Tuesday, May 21 2013 9:48 AM EDT2013-05-21 13:48:37 GMT
Residents in tornado-stricken Moore, OK, await news on missing love ones Tuesday, a day after a massive tornado devastated the city, killing at least 51. Rescuers worked all night, with particular attentionMore >>
Medical examiner's office spokeswoman Amy Elliot said she believes some of the Moore, OK, tornado victims were counted twice in the early chaos, according to USA Today. Seven of the dead were children.More >>
It was a rare moment in relations between the media and the government: In 2008, FBI Director Robert Mueller called the top editors at The New York Times and The Washington Post to apologize.More >>

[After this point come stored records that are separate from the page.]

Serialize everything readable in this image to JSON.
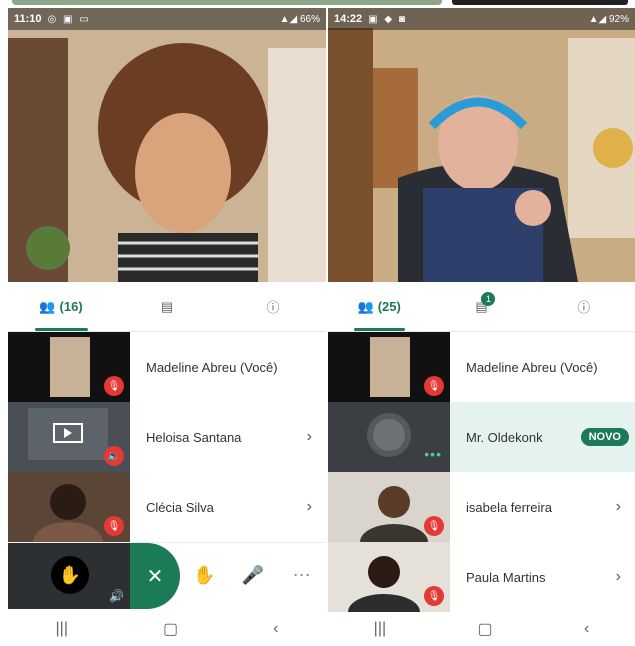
{
  "left": {
    "status": {
      "time": "11:10",
      "battery": "66%"
    },
    "tabs": {
      "participants_count": "(16)"
    },
    "participants": [
      {
        "name": "Madeline Abreu (Você)"
      },
      {
        "name": "Heloisa Santana"
      },
      {
        "name": "Clécia Silva"
      }
    ],
    "controls": {
      "close": "✕"
    }
  },
  "right": {
    "status": {
      "time": "14:22",
      "battery": "92%"
    },
    "tabs": {
      "participants_count": "(25)",
      "chat_badge": "1"
    },
    "participants": [
      {
        "name": "Madeline Abreu (Você)"
      },
      {
        "name": "Mr. Oldekonk",
        "badge": "NOVO"
      },
      {
        "name": "isabela ferreira"
      },
      {
        "name": "Paula Martins"
      }
    ]
  },
  "colors": {
    "accent": "#1c7b57",
    "mic_muted": "#e53935",
    "highlight": "#e4f3ef"
  }
}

It was a rare moment in relations between the media and the government: In 2008, FBI Director Robert Mueller called the top editors at The New York Times and The Washington Post to apologize because the bureau had improperly...More >>
Tuesday, May 21 2013 7:33 AM EDT2013-05-21 11:33:11 GMT
People affected by the massive tornado that killed at least 51 people and destroyed parts of Oklahoma still do not know where their loved ones are, but many of them are using social media to find out.More >>
People affected by the massive tornado that killed at least 51 people and destroyed parts of Oklahoma still do not know where their loved ones are, but many are using social media to find out.More >>
Tuesday, May 21 2013 7:13 AM EDT2013-05-21 11:13:44 GMT
You can help those affected by the deadly, severe weather that hit Oklahoma Monday. Over the weekend, Missouri, Iowa, Kasas and Illinois also experienced severe weather.The American Red Cross is acceptingMore >>
Learn how you can help victims of severe weather recover in the Plains States...More >>
By The Associated Press Your daily look at late-breaking news, upcoming events and the stories that will be talked about today:More >>
Your daily look at late-breaking news, upcoming events and the stories that will be talked about today:More >>
The Lost Medallion, a full-length feature film released nationwide Friday, has local ties in East Alabama.
The film was written and directed by filmmaker Bill Muir, who is also on staff at East Alabama Youth for Christ, a ministry that works with middle and high school students in the area.
Youth for Christ has teamed up with Lee County schools to share this movie with students ranging from second to seventh grade.
"We've had great cooperation from the school districts who want their kids to see this film. It does a nice job communicating the values of a child's life individually, regardless of the circumstances they find themselves in," explains Kevin Flannagan, Executive Director of East Alabama Youth for Christ.
The movie has been described as a combination between The Karate Kid and Indiana Jones, emphasizing positive character traits such as honesty, friendship and trust.
Youth for Christ is hoping children will be to challenged to lead better lives after seeing the film and discussing it's themes in a classroom setting.
"Without crossing that church-state line, it still presents the fact that there is a creator, a God who loves them and made them of value and purpose, but stays safely away from the issues that could cause any problems for the schools," says Flannagan.
Auburn families, like the Gentry's, viewed the film's premiere this afternoon and gave it two thumbs up.
"We loved it was awesome. We decided when it comes out on video that we want to get it because it was such an uplifting, touching movie."
East Alabama Youth for Christ is still in need of funds to underwrite the cost of introducing the film into Lee County School.